Thank you Kate for your kind words! I’ve got a lot more frames I need to clean, and will definitely use your 3-day freeze advice! The gloves I was using were actually bee gloves I think – my friend loaned me all her gear including the gloves. That’s a super cool idea to upcycle kitchen gloves though, I’m going to give that a try too!
A Queen in Question
Not sure if this is paranoid newbee bee-parent fear taking hold or legitimate reasoning, but last night and this morning I opened the hive to look for the queen and check on the heath of the colony (after reading a bunch of posts on the net about what I should be looking for).
I know it’s bad to disrupt the hive etc, but during the transfer from the garage, I believe I ‘over smoked’ the comb area, and caused the bees to cluster away from the comb, and likely did *not* transfer the queen when I grabbed the fairly bare comb (as shown in the pictures in A Cut Out Bee Rescue).
My friend and I saw bunches of them marching around and clustering away from the comb area, and in hindsight, maybe I should have waited for them to return, with queen, to the comb. Newbee/schoolboy error.

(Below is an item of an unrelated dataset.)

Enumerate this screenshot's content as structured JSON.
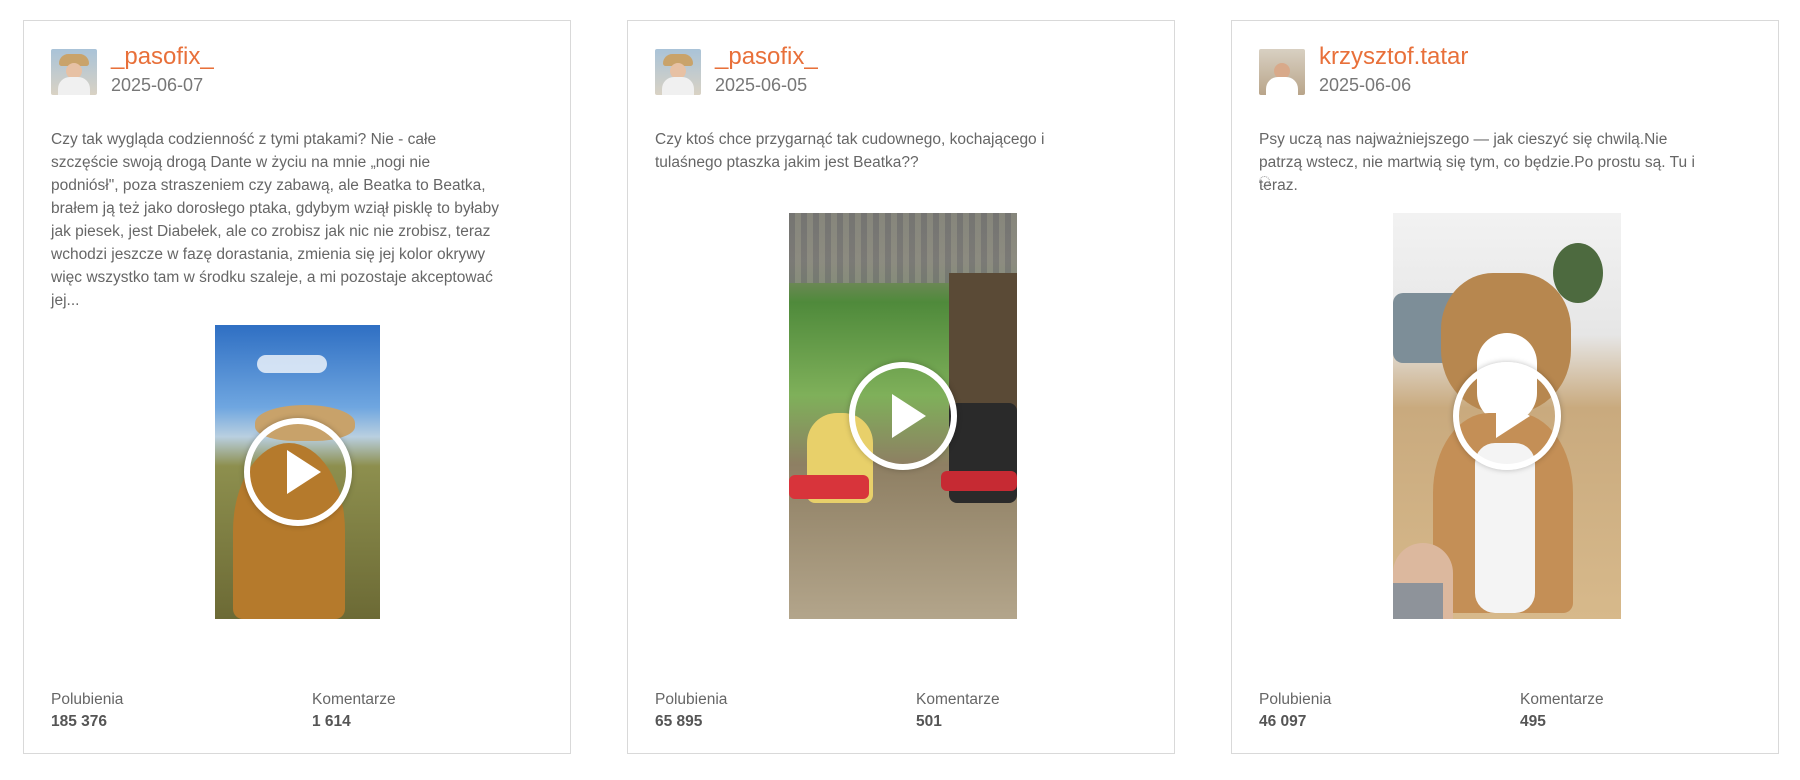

At 11am this morning I was able to methodically inspect the entire hive, and found no queen, no evidence of the queen, or even any capped comb, or eggs etc showing any kind of queen activity.
A Newbee Learning
It has only been 3 days since I moved them, so I get that I’m a newbee and could easily miss all those things if they’re not super obvious!
The bees had stored the honey I fed them last night in some of the comb (no caps), and bees almost covered one frame, and were patchily covering an additional 4 frames.
I don’t think they’re starving at least because of the honey, but not yet looking like a strong hive based on my inexperienced judgement and internet pictures I’ve seen.
I’ve been reading about what bees will do without a queen, and it sounds like they’ll keep working together, but will die out since the workers won’t be replaced as there’s no brood comb in the hive. \
Patience or Planning a Replacement
I could wait patiently, and observe the hive only from the outside for the next two weeks, hoping I just failed to identify the queen. Or I could get a new queen now and see if I can introduce her with a queen cage etc, and hopefully keep the hive stronger. What do you think?
Hopefully I’m wrong, and the queen will show up, and things will improve with the abundant food sources still available. It’d be sad to lose the whole colony.
Good luck bees! Man, these little girls are like pets to me now, rather than scary animals (‘run, bees!’), I really care about what’s going to happen to them, and hope I didn’t doom them trying to save them.